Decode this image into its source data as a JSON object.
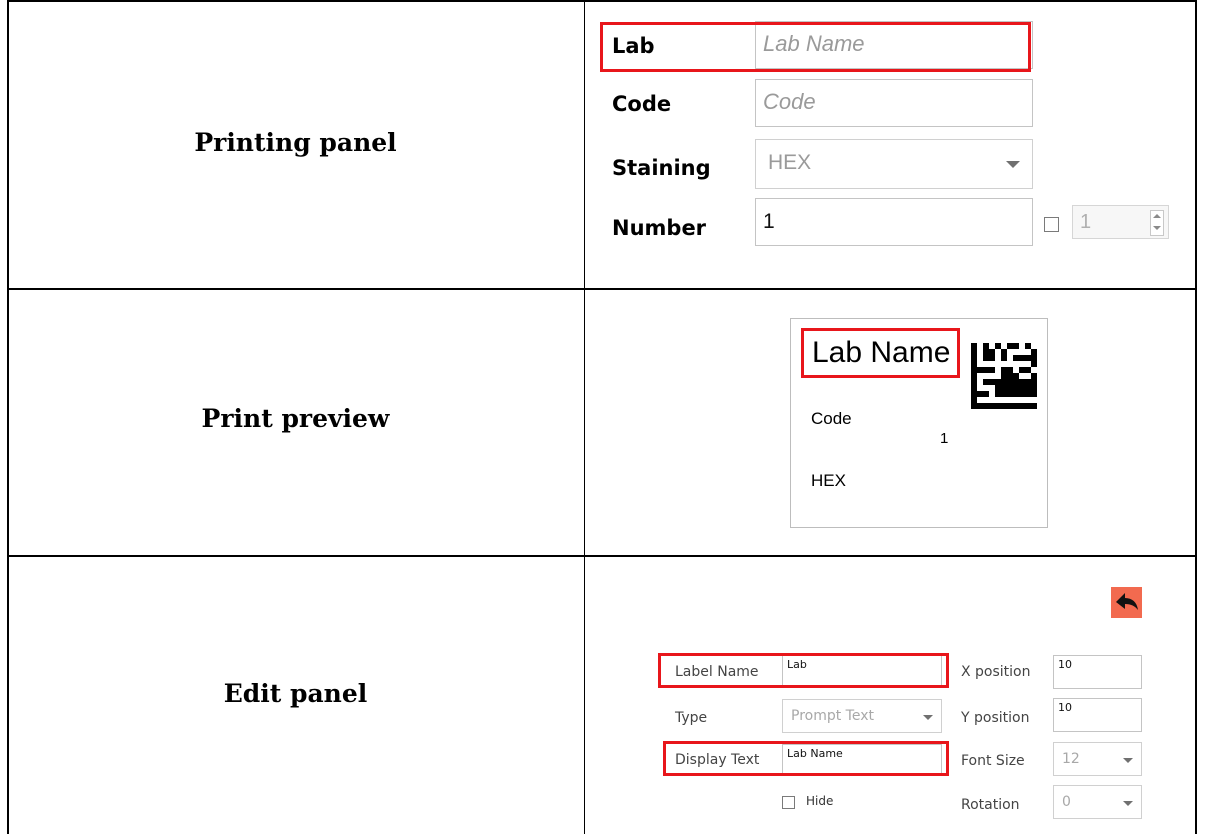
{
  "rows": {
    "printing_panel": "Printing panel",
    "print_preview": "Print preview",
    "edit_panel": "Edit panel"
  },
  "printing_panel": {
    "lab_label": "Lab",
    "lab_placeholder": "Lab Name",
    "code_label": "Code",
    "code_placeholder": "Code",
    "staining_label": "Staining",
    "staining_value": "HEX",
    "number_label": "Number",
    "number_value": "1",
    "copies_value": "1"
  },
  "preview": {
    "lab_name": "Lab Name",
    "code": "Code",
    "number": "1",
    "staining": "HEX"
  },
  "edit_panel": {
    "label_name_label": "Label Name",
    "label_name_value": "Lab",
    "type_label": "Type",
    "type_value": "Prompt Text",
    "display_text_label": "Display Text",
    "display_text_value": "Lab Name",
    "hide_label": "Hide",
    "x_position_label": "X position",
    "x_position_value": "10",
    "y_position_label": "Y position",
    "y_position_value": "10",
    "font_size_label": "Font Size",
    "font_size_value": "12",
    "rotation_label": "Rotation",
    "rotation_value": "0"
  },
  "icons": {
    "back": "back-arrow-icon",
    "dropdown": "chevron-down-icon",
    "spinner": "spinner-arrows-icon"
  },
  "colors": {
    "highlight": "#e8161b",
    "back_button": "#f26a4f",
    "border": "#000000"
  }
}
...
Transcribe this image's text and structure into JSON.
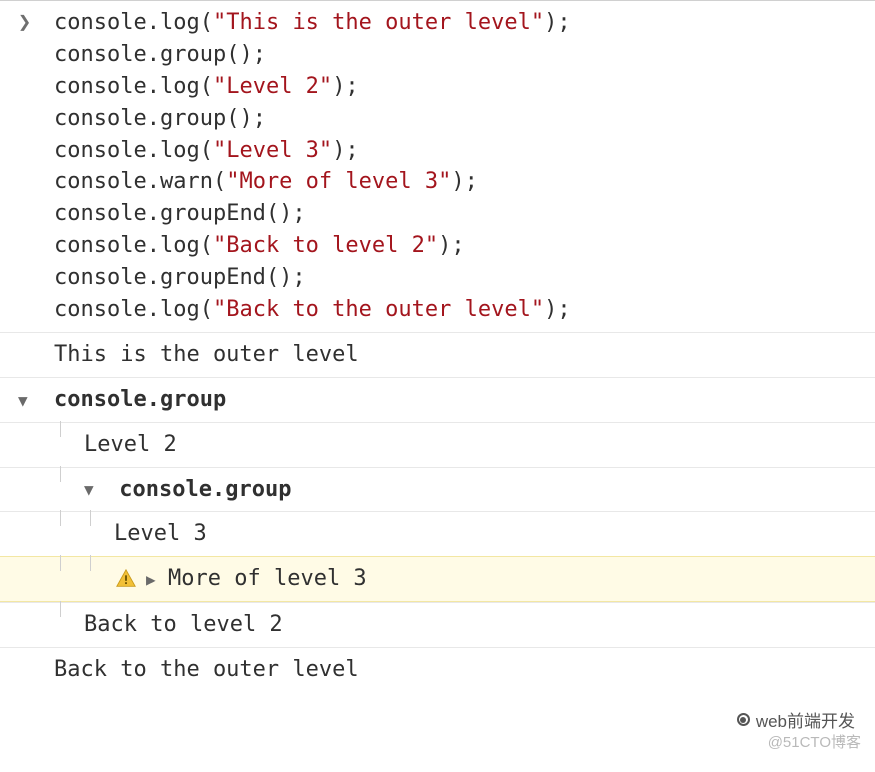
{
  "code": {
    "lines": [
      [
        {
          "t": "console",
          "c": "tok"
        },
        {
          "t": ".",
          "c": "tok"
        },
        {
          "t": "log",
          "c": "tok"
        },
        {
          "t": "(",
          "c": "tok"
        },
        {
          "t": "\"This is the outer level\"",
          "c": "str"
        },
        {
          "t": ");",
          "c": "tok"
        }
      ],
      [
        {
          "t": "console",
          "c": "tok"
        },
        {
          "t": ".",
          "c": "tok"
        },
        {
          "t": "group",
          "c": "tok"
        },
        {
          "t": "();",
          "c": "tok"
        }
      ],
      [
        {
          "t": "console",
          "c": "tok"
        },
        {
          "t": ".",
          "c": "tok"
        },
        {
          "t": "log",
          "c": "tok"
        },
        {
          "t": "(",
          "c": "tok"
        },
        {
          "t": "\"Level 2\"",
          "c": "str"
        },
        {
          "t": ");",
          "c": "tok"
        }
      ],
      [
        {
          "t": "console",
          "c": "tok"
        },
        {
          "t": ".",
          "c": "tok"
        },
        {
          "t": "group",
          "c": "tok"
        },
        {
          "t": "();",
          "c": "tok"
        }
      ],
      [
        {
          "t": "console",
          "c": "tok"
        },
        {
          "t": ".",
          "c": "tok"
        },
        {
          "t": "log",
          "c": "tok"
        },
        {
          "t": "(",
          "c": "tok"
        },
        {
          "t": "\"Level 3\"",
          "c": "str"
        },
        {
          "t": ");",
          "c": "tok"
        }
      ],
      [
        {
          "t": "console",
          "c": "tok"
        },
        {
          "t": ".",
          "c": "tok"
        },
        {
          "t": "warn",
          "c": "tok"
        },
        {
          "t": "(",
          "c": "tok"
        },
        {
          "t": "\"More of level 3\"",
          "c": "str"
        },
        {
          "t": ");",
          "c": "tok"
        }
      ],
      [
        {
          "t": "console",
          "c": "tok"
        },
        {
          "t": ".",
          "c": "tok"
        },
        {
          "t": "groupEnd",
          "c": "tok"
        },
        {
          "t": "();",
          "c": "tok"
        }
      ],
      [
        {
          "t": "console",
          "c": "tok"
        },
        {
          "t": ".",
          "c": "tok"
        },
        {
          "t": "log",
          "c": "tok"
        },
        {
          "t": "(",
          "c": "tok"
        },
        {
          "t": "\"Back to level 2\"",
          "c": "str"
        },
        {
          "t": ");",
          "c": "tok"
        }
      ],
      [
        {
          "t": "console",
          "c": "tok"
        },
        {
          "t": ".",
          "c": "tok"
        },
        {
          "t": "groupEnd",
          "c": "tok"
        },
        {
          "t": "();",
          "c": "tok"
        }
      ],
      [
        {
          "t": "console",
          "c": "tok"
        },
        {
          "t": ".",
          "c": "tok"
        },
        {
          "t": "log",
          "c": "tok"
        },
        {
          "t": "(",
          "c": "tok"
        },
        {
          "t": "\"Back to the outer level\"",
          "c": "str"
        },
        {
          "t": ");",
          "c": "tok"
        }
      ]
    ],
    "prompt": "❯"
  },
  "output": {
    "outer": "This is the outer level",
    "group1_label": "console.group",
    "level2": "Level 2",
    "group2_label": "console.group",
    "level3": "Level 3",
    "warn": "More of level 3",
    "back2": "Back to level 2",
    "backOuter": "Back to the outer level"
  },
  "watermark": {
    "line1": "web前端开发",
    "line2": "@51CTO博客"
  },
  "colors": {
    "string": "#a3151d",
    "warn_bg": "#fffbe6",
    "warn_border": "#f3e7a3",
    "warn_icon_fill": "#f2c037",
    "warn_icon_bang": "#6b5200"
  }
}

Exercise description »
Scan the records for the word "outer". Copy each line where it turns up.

Answer space »
          "t": "\"This is the outer level\"",
          "t": "\"Back to the outer level\"",
    "outer": "This is the outer level",
    "backOuter": "Back to the outer level"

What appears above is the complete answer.